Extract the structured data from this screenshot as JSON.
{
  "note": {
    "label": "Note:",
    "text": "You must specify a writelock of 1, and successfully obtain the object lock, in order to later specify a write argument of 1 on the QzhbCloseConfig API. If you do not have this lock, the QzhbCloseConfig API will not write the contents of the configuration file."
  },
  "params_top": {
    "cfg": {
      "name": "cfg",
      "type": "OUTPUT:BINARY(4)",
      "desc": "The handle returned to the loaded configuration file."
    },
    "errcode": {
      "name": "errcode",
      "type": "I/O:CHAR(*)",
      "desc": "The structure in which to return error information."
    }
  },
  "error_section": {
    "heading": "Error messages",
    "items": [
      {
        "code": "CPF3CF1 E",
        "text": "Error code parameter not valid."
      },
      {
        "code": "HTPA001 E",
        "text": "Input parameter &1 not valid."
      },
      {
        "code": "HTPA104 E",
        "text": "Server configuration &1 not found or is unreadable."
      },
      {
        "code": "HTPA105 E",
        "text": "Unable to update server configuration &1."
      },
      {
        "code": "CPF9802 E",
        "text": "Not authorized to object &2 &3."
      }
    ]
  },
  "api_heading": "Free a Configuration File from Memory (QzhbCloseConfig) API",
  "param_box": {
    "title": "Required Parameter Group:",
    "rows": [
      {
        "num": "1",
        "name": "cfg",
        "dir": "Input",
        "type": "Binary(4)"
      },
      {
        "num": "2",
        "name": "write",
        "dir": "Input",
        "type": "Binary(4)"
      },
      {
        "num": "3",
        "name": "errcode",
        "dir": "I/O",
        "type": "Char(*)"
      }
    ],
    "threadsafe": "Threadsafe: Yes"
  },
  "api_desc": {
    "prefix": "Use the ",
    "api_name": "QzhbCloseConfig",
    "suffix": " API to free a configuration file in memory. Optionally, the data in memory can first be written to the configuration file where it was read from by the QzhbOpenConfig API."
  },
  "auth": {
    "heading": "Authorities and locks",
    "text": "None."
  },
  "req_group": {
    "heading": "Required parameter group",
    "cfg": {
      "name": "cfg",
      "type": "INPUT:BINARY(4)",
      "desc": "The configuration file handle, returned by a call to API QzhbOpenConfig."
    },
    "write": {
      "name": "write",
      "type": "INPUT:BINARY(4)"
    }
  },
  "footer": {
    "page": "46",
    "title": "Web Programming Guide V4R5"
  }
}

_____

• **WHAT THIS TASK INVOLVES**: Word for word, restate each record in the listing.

• **RESPONSE FOR THIS EXERCISE**:
Extract the structured data from this screenshot as JSON.
{
  "note": {
    "label": "Note:",
    "text": "You must specify a writelock of 1, and successfully obtain the object lock, in order to later specify a write argument of 1 on the QzhbCloseConfig API. If you do not have this lock, the QzhbCloseConfig API will not write the contents of the configuration file."
  },
  "params_top": {
    "cfg": {
      "name": "cfg",
      "type": "OUTPUT:BINARY(4)",
      "desc": "The handle returned to the loaded configuration file."
    },
    "errcode": {
      "name": "errcode",
      "type": "I/O:CHAR(*)",
      "desc": "The structure in which to return error information."
    }
  },
  "error_section": {
    "heading": "Error messages",
    "items": [
      {
        "code": "CPF3CF1 E",
        "text": "Error code parameter not valid."
      },
      {
        "code": "HTPA001 E",
        "text": "Input parameter &1 not valid."
      },
      {
        "code": "HTPA104 E",
        "text": "Server configuration &1 not found or is unreadable."
      },
      {
        "code": "HTPA105 E",
        "text": "Unable to update server configuration &1."
      },
      {
        "code": "CPF9802 E",
        "text": "Not authorized to object &2 &3."
      }
    ]
  },
  "api_heading": "Free a Configuration File from Memory (QzhbCloseConfig) API",
  "param_box": {
    "title": "Required Parameter Group:",
    "rows": [
      {
        "num": "1",
        "name": "cfg",
        "dir": "Input",
        "type": "Binary(4)"
      },
      {
        "num": "2",
        "name": "write",
        "dir": "Input",
        "type": "Binary(4)"
      },
      {
        "num": "3",
        "name": "errcode",
        "dir": "I/O",
        "type": "Char(*)"
      }
    ],
    "threadsafe": "Threadsafe: Yes"
  },
  "api_desc": {
    "prefix": "Use the ",
    "api_name": "QzhbCloseConfig",
    "suffix": " API to free a configuration file in memory. Optionally, the data in memory can first be written to the configuration file where it was read from by the QzhbOpenConfig API."
  },
  "auth": {
    "heading": "Authorities and locks",
    "text": "None."
  },
  "req_group": {
    "heading": "Required parameter group",
    "cfg": {
      "name": "cfg",
      "type": "INPUT:BINARY(4)",
      "desc": "The configuration file handle, returned by a call to API QzhbOpenConfig."
    },
    "write": {
      "name": "write",
      "type": "INPUT:BINARY(4)"
    }
  },
  "footer": {
    "page": "46",
    "title": "Web Programming Guide V4R5"
  }
}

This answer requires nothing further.